Tyler: How do you educate yourself on NIL?

Griffin: Obviously it’s still a relatively new thing, but the way I try to keep up with it is through twitter or other NIL related websites. I just try to keep up with what the most recent updates on it are. When it came out last year on July 1st, all these brands were giving everyone deals and some just signed anyone and everyone, which made it hard to keep up with what was good and what was not. I usually try to look for their ambassador program and find the customer service and reach out to them so I can express why I’d be a good fit for their brand. It’s more personal and it makes it so that I’m not just another number to them who is applying to get a discount or a free shirt or something like that.


Tyler: How has education played a role in your NIL experience?

Griffin: Obviously brands want the best athletes to represent them. For example, Nike sponsors minimal athletes because they want only the best to be representing them. What I realized with education was that I’ll be nothing but a number to some of these brands, but there are some that reach out personally, and I want to represent the brands that catch my attention. After I signed with the clothing brand, they reached out and sent a letter to me thanking me for being part of their brand and welcoming me to the team. I thought that was super valuable in the sense that there was a relationship created there. Having those relationships is extremely valuable not just for NIL, but also just for networking in general.


Tyler: If you could change one thing about NIL and how it’s worked so far, what would it be?

Griffin: I wish there was more regulation early on because when you look at the athletes coming out of the gates that signed deals on July first last year, it felt like every athlete and company were striving to find deals that had the most money or the most benefits to it, and there wasn’t much regulation. There are companies who had to stop doing NIL deals because they’ve had too many offers over the last eight months, and too many people are applying for their NIL programs, so they had to shut it down because it got out of control. I think if there had been more initial thought, or if there was more regulation put into NIL, then we wouldn’t have such a crazy and unregulated market.

It affects a lot: NIL affects kids’ lifestyles. I know there’s a quarterback who committed to Tennessee for like 8 million dollars in deals. That’s crazy, he’s still in high school and he basically committed his life there for all that money. If there was more regulation and restrictions, especially when this thing began, athletes would be able to benefit a lot more and more safely.

Tyler: What piece of advice would you give to high school athletes as they start their NIL journeys?

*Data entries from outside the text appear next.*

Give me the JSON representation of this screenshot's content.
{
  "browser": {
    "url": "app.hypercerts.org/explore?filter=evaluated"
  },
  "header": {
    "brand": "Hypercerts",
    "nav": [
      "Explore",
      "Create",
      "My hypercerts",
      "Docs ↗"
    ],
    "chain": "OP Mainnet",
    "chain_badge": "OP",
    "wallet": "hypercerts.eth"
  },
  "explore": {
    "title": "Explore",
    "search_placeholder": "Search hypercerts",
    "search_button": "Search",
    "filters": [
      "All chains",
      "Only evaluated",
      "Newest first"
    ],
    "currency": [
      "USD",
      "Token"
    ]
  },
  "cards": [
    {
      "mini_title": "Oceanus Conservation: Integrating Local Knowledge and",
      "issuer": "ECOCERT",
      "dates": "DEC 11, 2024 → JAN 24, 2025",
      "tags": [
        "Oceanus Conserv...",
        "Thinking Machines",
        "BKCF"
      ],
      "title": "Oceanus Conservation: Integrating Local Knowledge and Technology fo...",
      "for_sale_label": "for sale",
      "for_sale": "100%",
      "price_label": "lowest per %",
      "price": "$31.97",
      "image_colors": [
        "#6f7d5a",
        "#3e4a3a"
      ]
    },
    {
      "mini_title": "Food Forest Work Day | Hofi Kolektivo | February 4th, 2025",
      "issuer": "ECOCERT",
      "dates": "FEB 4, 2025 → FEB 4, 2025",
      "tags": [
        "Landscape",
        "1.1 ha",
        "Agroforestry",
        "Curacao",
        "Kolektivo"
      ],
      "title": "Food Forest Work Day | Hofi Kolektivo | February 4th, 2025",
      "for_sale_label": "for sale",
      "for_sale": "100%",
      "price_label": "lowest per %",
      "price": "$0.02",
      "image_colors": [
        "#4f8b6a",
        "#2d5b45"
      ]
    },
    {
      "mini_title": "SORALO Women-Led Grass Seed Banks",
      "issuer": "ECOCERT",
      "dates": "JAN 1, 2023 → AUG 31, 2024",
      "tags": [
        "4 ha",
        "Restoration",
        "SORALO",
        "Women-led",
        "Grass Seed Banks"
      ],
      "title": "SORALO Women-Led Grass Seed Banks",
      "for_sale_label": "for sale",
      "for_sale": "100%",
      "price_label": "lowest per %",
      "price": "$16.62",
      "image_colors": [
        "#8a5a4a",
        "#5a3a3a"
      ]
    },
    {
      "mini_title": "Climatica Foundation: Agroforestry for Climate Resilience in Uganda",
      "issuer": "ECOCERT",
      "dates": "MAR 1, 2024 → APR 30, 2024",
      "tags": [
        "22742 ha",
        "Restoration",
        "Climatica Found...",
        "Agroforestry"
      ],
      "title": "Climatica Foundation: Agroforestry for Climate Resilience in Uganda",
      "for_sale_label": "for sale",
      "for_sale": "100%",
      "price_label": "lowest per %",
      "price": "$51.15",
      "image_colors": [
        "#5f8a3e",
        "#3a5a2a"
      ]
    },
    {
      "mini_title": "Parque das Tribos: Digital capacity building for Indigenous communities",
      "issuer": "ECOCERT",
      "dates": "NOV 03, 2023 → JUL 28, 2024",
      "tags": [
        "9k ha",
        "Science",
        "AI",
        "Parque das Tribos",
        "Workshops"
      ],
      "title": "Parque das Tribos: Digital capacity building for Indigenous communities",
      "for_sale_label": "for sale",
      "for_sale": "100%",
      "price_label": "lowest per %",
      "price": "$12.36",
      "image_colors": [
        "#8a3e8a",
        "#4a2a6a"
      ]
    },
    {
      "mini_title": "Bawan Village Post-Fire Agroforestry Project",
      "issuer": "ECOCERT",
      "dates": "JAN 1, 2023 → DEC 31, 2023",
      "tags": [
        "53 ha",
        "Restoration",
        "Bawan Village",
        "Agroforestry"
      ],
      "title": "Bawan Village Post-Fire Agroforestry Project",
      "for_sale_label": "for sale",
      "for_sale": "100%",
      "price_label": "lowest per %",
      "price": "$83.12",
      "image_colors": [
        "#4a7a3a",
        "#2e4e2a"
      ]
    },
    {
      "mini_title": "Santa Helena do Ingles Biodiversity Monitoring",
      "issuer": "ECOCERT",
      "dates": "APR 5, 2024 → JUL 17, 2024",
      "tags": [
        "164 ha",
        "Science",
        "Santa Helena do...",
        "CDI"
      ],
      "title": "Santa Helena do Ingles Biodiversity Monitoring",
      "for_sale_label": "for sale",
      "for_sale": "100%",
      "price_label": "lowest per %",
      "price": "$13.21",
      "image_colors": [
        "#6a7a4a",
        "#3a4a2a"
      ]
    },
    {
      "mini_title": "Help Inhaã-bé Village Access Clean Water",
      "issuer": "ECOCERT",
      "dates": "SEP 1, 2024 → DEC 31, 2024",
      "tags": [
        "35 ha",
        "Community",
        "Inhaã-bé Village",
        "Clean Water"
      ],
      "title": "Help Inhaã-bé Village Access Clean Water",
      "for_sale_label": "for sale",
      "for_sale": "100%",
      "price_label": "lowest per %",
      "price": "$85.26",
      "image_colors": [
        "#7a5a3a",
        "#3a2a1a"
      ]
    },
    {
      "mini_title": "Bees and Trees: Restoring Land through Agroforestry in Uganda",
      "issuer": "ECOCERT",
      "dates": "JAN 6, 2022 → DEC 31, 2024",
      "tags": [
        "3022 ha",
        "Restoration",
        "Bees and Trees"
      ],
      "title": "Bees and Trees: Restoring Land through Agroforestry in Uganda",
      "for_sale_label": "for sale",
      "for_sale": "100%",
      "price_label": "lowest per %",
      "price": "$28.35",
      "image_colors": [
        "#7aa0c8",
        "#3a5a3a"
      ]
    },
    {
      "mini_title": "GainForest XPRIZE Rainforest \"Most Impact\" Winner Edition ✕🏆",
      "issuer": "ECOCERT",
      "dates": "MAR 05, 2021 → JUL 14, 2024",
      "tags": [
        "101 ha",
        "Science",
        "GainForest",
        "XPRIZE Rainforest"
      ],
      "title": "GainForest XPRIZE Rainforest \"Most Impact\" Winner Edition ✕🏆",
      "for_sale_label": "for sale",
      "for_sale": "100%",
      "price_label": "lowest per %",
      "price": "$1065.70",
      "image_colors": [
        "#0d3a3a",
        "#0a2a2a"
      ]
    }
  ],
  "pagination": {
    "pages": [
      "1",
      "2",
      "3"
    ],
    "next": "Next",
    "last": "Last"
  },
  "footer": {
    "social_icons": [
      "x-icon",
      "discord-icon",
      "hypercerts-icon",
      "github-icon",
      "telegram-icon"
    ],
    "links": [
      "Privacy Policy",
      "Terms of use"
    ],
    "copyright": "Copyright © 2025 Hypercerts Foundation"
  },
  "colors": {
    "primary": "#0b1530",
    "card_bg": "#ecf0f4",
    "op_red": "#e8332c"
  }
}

Griffin: I would say for them to do their research. Obviously NIL is a super cool thing, and all athletes should be involved in it, but I think you shouldn’t just jump at the first thing that catches your attention. Do research on the company. What benefits do they give you? What is the opportunity cost, and how much time are you spending on the deal? You want to represent a brand that is worth it. You don’t want to represent a brand that is known for a bad history. I want to represent a brand that I’m proud of, one with good intentions and stuff along those lines. I’d definitely say that what’s most important is understanding the incentive and the intentions of a company before doing any deal or partnership.